2. Dune Messiah
3. Children of Dune The Great Dune Trilogy Herbert, Frank Livres NotRetrouvez The Great Dune Trilogy Et Des Millions De Livres En Stock SurAchetez Neuf Ou D OccasionThe Great Dune Trilogy Dune, Dune MessiahNotRetrouvez The Great Dune Trilogy Dune, Dune Messiah, Children Of Dune Et Des Millions De Livres En Stock SurAchetez Neuf Ou D Occasion The Great Dune Trilogy Dune, Dune Messiah, Children OfDune, Dune Messiah, Children Of Dune, The Great Dune Trilogy, Frank Herbert, Gateway Des Milliers De Livres Avec La Livraison Chez Vous Enjour Ou En Magasin Avec % De Rduction The Great Dune Trilogy Broch Frank Herbert AchatThe Great Dune Trilogy Frank Herbert Auteur Paru En NovembreRoman Broch Great Dune Of Pilat La Teste De BuchAll You NeedHotels Near Great Dune Of Pilatmi La Coornichemi Hotel Ha A Tzami ESTIVEL Rsidence Oyanami Bancs De Sablemi Les Eaux Qui Rient View All Hotels Near Great Dune Of Pilat On Tripadvisor Visiter Great Sand Dunes National Park Et Ses OKlet's cut through the BS.
This isquite simplythe most magnificent SciFi epic ever written.
The scope of Asimov's Foundation, the attention to detail and context of Tolkien's LotR, coupled with an unmatched visionary socioecological messianic narrative that is scarily relevant today.
Anyone who likes SciFi and who hasn't read this needs to get a copy. And read it. Now. Although this is the first half of the Dune series, personally I think books 14 constitute a proper story arc, But heck, I recommend the whole series, not just the first three books :)
This is such a magical book for me. I’m not even going to attempt to write an objective review. I simply don’t have the words.
Yes, this rating is based on emotion and on how this book affected me and my reading evolution over the years. And, frankly, that’s the best way to gauge it, anyway.
Long live the King!
The Dune series by Frank, not the son, form one of the pillars of my dreams over the decades since I read the first book. Somehow the imagery plays out in my mind far better than the attempts made by Hollywood.
Unfortunately, I donated my original set, with the original covers, when I moved a few years agothe new books don't smell the same and don't have the familiar paper feel I grew accustomed to while reading them during finals week year after year.
The blend of scienceaversion, exploitation of the naive by systematic manipulation of religion and witchcraft, and the harsh realities of life in a barren and mineral depleted desert is astounding.
I love these books! With this latest addition to the socalled Gollancz "Black Library", another classic has been immortalised. If you're looking for a lovely copy to keep, or for a gift, this one has much to like. The black fauxleather has writing imprinted in gold, and it is a nice looking copy.

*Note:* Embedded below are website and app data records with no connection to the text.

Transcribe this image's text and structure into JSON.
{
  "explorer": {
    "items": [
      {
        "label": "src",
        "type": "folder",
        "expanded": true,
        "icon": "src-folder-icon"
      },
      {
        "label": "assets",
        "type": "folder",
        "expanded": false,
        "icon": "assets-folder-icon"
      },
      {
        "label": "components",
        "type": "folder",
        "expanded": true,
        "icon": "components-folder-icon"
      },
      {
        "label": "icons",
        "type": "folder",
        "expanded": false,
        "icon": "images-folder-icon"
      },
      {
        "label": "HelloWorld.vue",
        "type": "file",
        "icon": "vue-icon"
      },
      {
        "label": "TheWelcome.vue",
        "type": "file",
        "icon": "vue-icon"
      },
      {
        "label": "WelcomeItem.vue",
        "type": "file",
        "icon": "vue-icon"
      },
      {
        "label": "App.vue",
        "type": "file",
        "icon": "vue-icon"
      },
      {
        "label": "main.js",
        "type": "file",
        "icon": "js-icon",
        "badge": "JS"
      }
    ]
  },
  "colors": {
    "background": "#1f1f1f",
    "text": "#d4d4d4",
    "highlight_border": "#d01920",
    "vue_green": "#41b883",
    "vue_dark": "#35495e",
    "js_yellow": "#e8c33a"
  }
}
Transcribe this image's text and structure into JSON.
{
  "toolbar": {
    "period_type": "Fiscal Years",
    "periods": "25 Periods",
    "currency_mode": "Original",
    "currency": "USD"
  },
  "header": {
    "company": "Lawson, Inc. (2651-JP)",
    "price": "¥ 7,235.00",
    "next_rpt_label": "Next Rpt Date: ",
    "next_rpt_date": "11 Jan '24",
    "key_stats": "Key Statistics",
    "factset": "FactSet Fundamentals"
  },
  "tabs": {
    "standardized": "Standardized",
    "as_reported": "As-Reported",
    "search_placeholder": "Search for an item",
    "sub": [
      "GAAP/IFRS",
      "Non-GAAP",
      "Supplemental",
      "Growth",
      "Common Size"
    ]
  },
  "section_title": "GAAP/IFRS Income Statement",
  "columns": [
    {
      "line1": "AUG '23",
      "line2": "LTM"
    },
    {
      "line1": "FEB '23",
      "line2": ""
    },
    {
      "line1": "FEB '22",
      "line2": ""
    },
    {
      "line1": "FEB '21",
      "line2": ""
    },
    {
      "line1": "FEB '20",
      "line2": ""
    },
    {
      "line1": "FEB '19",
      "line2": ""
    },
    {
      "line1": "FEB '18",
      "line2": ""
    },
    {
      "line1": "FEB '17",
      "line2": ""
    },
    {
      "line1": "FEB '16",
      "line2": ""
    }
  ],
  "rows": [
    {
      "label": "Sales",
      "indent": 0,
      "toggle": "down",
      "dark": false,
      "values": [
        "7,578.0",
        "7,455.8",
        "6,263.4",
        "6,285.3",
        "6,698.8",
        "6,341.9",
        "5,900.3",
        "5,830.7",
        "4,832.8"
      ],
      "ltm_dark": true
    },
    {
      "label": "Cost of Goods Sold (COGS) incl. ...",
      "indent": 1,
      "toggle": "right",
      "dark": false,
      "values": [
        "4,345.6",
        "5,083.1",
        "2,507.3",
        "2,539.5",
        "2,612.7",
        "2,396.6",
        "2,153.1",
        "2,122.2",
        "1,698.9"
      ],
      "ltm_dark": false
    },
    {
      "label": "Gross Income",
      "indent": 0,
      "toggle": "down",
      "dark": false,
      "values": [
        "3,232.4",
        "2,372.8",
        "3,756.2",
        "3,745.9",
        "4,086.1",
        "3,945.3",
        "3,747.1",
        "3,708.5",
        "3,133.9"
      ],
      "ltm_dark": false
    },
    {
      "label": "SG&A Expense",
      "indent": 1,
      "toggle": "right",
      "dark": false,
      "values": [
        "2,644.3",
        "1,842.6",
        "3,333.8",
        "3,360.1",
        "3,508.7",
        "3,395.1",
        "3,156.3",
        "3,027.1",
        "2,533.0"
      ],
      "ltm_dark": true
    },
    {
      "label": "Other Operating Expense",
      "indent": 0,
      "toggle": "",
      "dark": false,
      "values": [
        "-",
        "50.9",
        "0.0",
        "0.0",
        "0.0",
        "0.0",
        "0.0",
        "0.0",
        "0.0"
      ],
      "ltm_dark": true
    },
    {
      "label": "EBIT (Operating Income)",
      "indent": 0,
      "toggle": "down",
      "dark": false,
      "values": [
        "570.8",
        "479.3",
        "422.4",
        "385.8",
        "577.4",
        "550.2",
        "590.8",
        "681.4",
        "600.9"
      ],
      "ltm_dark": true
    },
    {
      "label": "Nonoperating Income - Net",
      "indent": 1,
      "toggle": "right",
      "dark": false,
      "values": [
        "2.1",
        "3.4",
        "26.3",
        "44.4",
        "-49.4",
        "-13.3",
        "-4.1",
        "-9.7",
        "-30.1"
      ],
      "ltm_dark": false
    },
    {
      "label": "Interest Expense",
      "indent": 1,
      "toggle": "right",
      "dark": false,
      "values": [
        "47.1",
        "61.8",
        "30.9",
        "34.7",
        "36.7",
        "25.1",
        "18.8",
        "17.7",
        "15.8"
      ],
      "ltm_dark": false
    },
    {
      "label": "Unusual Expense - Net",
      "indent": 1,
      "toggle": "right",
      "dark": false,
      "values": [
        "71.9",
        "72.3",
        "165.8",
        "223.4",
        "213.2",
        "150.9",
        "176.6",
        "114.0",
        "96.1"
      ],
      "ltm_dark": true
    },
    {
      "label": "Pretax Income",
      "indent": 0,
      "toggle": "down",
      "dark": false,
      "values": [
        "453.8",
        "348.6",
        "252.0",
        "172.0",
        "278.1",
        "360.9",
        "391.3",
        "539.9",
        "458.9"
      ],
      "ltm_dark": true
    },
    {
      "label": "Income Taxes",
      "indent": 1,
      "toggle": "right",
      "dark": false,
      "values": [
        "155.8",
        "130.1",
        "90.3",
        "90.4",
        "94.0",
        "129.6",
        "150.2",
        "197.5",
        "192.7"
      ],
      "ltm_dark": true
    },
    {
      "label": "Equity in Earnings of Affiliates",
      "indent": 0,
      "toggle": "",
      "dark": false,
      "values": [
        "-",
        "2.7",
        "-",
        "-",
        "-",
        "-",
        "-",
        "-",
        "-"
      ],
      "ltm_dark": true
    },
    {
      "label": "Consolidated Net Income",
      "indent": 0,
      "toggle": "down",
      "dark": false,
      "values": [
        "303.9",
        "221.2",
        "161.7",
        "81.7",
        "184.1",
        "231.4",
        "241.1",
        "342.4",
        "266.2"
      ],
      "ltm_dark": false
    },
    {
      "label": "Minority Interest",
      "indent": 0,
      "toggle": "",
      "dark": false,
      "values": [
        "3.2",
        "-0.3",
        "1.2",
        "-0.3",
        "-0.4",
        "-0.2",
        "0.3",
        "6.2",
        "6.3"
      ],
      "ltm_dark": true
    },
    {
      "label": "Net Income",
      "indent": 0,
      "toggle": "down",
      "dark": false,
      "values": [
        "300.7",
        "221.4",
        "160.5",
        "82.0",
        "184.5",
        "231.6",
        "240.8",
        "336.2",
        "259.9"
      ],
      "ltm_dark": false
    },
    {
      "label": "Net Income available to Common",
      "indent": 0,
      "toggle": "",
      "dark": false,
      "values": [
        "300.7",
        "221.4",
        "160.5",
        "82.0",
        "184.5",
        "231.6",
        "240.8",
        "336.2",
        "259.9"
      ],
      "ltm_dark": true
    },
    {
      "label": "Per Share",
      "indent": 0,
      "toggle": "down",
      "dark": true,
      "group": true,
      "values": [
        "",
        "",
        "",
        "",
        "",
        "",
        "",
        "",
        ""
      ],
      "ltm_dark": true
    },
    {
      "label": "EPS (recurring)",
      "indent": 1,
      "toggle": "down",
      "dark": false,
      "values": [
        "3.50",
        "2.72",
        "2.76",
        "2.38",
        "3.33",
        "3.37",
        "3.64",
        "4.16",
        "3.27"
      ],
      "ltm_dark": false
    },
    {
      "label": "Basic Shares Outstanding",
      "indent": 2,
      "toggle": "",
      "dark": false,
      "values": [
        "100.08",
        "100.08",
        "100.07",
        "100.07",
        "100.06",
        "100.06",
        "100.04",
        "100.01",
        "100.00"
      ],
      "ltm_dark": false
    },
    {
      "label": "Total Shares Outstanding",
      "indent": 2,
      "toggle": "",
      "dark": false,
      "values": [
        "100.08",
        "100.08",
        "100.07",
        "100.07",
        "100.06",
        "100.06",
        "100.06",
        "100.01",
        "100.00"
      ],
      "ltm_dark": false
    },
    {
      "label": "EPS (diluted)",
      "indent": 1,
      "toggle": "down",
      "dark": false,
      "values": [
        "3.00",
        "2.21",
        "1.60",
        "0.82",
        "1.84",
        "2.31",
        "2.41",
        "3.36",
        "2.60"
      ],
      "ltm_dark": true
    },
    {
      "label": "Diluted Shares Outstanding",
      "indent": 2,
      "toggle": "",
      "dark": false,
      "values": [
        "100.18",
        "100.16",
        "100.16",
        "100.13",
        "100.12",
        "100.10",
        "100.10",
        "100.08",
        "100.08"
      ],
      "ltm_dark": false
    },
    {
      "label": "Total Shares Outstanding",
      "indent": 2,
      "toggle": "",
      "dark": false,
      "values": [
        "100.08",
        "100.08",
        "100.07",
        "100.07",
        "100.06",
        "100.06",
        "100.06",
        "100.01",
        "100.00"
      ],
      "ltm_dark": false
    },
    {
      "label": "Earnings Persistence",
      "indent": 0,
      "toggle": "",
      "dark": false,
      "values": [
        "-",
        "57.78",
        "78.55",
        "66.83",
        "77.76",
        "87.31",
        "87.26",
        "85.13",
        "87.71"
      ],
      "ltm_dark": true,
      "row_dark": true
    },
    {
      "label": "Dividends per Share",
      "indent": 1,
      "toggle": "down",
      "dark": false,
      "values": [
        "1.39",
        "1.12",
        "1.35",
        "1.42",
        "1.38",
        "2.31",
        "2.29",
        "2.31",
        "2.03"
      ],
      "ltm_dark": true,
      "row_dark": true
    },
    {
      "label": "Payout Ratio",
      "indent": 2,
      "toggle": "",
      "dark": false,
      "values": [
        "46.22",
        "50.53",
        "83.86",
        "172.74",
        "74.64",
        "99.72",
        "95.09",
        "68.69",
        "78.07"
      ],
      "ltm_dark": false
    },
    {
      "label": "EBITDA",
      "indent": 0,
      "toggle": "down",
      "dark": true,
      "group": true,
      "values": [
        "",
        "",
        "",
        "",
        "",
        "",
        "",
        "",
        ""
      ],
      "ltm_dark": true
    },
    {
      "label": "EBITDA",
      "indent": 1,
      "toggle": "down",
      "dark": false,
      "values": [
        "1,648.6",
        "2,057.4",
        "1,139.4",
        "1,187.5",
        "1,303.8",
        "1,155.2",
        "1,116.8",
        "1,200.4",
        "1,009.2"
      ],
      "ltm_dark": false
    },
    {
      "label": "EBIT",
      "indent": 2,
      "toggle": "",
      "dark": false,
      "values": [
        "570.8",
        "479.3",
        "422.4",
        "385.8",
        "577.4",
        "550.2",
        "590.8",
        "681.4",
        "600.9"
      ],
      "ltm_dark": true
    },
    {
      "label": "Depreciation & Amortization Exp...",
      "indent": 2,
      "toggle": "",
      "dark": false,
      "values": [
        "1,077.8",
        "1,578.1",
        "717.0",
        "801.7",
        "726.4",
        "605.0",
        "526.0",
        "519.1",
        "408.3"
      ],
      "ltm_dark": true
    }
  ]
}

The print type however seems to be of old stock, and a little worn in terms of typenone of that precise digital typography here!
In term of the content, there's nothing too exciting. There are the three books of the original trilogy, of course (Dune, Dune Messiah and Children of Dune) with the Glossary and the maps as found in the original copies of Dune. There's enough been said in other reviews about the content, so I'll say little here other than Dune is great, the others are more demanding (although, admittedly, not as demanding as the socalled "Second Trilogy", published a decade or so later than these novels.)
However, it is the basic textthere's no added introduction or gilt edges (as in the 1987 Easton Press edition of Dune), there's none of the lovely John Schoenherr artwork (recommended by Frank Herbert himself) that was added to the 1999 edition of the Dune Gollancz hardback. It is about half the price of the Folio Press edition of Dune, though, and here you get the other two books as well.
But it gives you what you're expectinga lovely edition of the basic books to keep, and a worthy addition to the Black Library. The mythos the late Mr Herbert Has bequeathed to us either soaring eloquence of vision or just leaves the reader bored. I am of the former. This is mature, intellectual, dramatic science fiction,that still resonates as a warning about power and its dangers. I seem to read this every few years, and never tire, nor fail to gain a new insight. Simply put, glorious. First book (loosely based on story of Mohammed) is second best SF ever written. Books two and three, inevitably, fall off. As I love his style, the world he imagined is one I couldn’t live in. It’s not only the holeplots that makes me say this, but also the madness of this world: religion, superstition and state. Putting it into a Christian perspective this world is exactly the opposite of Jesus. Muad’Dib goes into the desert not to find discover himself, but because he was ashamed and disableda failure. The harsh reality of the desert power comes into a contradiction with water, their life is mélange while water is poison for the worms. I would say that water is my mélange and I think that this says all.